Surprising new research shows that entrepreneurs who start a business on their own are likelier to succeed than those who do so with one or more partners. That’s almost the opposite of what would be guessed by most aspiring founders. You can’t be amazing at all after all. You may be an expert in marketing, but you don’t know how to handle cash flow. Or you may be good at making great items, but terrible at setting prices for them. So you’re teaming up with someone who’s good in the weak places, and you’re starting a company together.
This argument is rational, and it is how most people see entrepreneurship even experts. In reality, it is such an entrenched belief that instead of those with a lone founder, Venture Capitalists (VCs) and other investors routinely tend to finance team-based businesses. But, that is dead wrong, too, according to the research. They noticed that businesses with multiple founders were able to raise more capital than those led by a single entrepreneur, consistent with the preference of investors against teams rather than solo. This would give founding teams an advantage over single founders, you would think, but you’d be wrong.
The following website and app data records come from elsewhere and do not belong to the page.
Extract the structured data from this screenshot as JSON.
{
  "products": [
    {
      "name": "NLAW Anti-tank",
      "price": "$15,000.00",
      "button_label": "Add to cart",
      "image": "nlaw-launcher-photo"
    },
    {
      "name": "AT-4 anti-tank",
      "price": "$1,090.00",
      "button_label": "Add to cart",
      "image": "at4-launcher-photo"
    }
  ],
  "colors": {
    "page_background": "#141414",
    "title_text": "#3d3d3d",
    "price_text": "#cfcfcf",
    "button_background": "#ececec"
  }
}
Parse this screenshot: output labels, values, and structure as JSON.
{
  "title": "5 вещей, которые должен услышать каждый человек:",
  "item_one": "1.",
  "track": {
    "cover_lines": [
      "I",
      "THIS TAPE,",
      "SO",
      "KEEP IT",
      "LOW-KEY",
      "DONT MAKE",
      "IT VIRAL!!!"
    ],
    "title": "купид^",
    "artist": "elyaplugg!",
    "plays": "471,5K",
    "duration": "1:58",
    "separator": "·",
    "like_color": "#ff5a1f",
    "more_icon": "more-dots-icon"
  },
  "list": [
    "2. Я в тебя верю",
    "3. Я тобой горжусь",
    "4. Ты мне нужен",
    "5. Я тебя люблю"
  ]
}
After beginning with a smaller stake, it was more likely that businesses with a single founder were still in operation than those with two or more. And while teams may have initially been able to raise more cash than single founders, businesses with only one investor still saw higher sales than those with two or more. Companies with a single founder do better than those with many founders over time.
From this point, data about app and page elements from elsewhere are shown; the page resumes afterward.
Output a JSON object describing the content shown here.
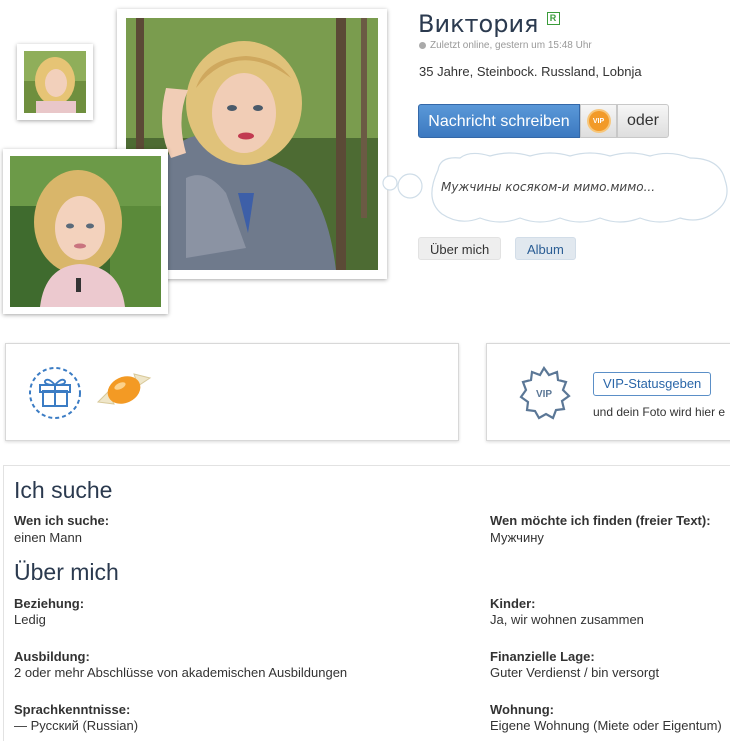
{
  "profile": {
    "name": "Виктория",
    "verified_badge": "R",
    "online_status": "Zuletzt online, gestern um 15:48 Uhr",
    "details": "35 Jahre, Steinbock. Russland, Lobnja",
    "status_message": "Мужчины косяком-и мимо.мимо..."
  },
  "actions": {
    "message_button": "Nachricht schreiben",
    "vip_badge": "VIP",
    "or_button": "oder"
  },
  "tabs": [
    {
      "label": "Über mich"
    },
    {
      "label": "Album"
    }
  ],
  "vip_card": {
    "badge": "VIP",
    "button": "VIP-Statusgeben",
    "subtitle": "und dein Foto wird hier e"
  },
  "sections": {
    "seeking": {
      "title": "Ich suche",
      "fields": [
        {
          "label": "Wen ich suche:",
          "value": "einen Mann"
        },
        {
          "label": "Wen möchte ich finden (freier Text):",
          "value": "Мужчину"
        }
      ]
    },
    "about": {
      "title": "Über mich",
      "fields": [
        {
          "label": "Beziehung:",
          "value": "Ledig"
        },
        {
          "label": "Kinder:",
          "value": "Ja, wir wohnen zusammen"
        },
        {
          "label": "Ausbildung:",
          "value": "2 oder mehr Abschlüsse von akademischen Ausbildungen"
        },
        {
          "label": "Finanzielle Lage:",
          "value": "Guter Verdienst / bin versorgt"
        },
        {
          "label": "Sprachkenntnisse:",
          "value": "— Русский (Russian)"
        },
        {
          "label": "Wohnung:",
          "value": "Eigene Wohnung (Miete oder Eigentum)"
        }
      ]
    }
  },
  "colors": {
    "accent_blue": "#3c79c0",
    "title_dark": "#2b3a4f",
    "vip_orange": "#f29a28",
    "verified_green": "#3a9c3a"
  }
}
One Founder is Better Know Why
Why are businesses more likely to succeed with single founders? One interpretation is indicated by the findings. In businesses with multiple founders, income is lower than that for businesses with a single founder. But, two or more individuals cost more than one, especially if wages are earned by the founders. Office space, telephone service, travel, and so on, even though they aren’t, cost two founders more than they do for one.
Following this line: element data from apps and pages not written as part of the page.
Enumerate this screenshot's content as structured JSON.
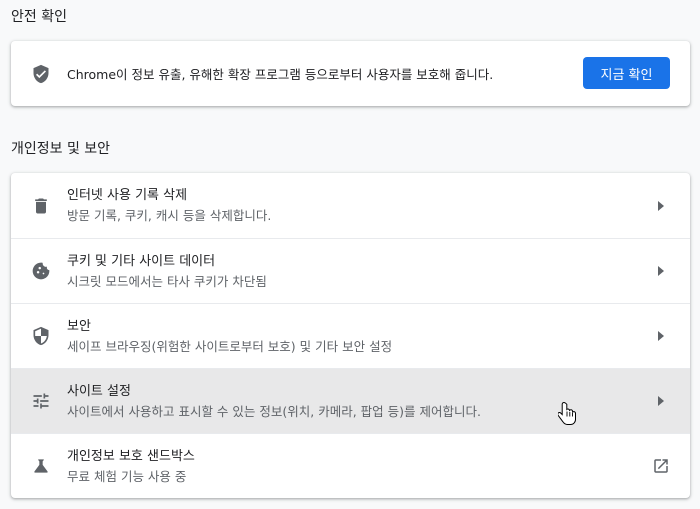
{
  "safety": {
    "heading": "안전 확인",
    "description": "Chrome이 정보 유출, 유해한 확장 프로그램 등으로부터 사용자를 보호해 줍니다.",
    "check_button": "지금 확인"
  },
  "privacy": {
    "heading": "개인정보 및 보안",
    "items": [
      {
        "title": "인터넷 사용 기록 삭제",
        "subtitle": "방문 기록, 쿠키, 캐시 등을 삭제합니다.",
        "icon": "trash-icon"
      },
      {
        "title": "쿠키 및 기타 사이트 데이터",
        "subtitle": "시크릿 모드에서는 타사 쿠키가 차단됨",
        "icon": "cookie-icon"
      },
      {
        "title": "보안",
        "subtitle": "세이프 브라우징(위험한 사이트로부터 보호) 및 기타 보안 설정",
        "icon": "shield-icon"
      },
      {
        "title": "사이트 설정",
        "subtitle": "사이트에서 사용하고 표시할 수 있는 정보(위치, 카메라, 팝업 등)를 제어합니다.",
        "icon": "tune-icon"
      },
      {
        "title": "개인정보 보호 샌드박스",
        "subtitle": "무료 체험 기능 사용 중",
        "icon": "flask-icon"
      }
    ]
  },
  "colors": {
    "accent": "#1a73e8",
    "hover_row": "#e8e8e9",
    "icon": "#5f6368"
  }
}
Researchers have pointed to some truths about the complexities of leadership. In terms of broader experience, starting a business with multiple founders can bring a benefit, but a solo founder may also employ others to provide the expertise he or she lacks. In the other hand, thinking things through and then making a decision is far simpler and faster for a single founder than it is for two individuals to address an issue or opportunity and agree on a course of action. Decision-making will take much longer with three or more founders.
To start with, starting a business is a risky undertaking. But many entrepreneurs tend to be conservative and hedge their bets until they’ve taken the leap. Two or more individuals making decisions together are less likely than one person acting individually to make risky steps and take risks. Two or more individuals making a decision together are more likely to escape risk than one individual deciding alone. But it’s also true that a single entrepreneur who prefers to start a company on his own is more likely to be a risk-taker.
And someone who cares enough about a new product or idea to be willing to start a company on their own may have more enthusiasm than a team of founders for the product or business concept. Teams of entrepreneurs can be as inspired by the concept of working together as they are by their new venture or product. The message is, meanwhile, direct. You’re better off starting it by yourself if you want your new company to succeed.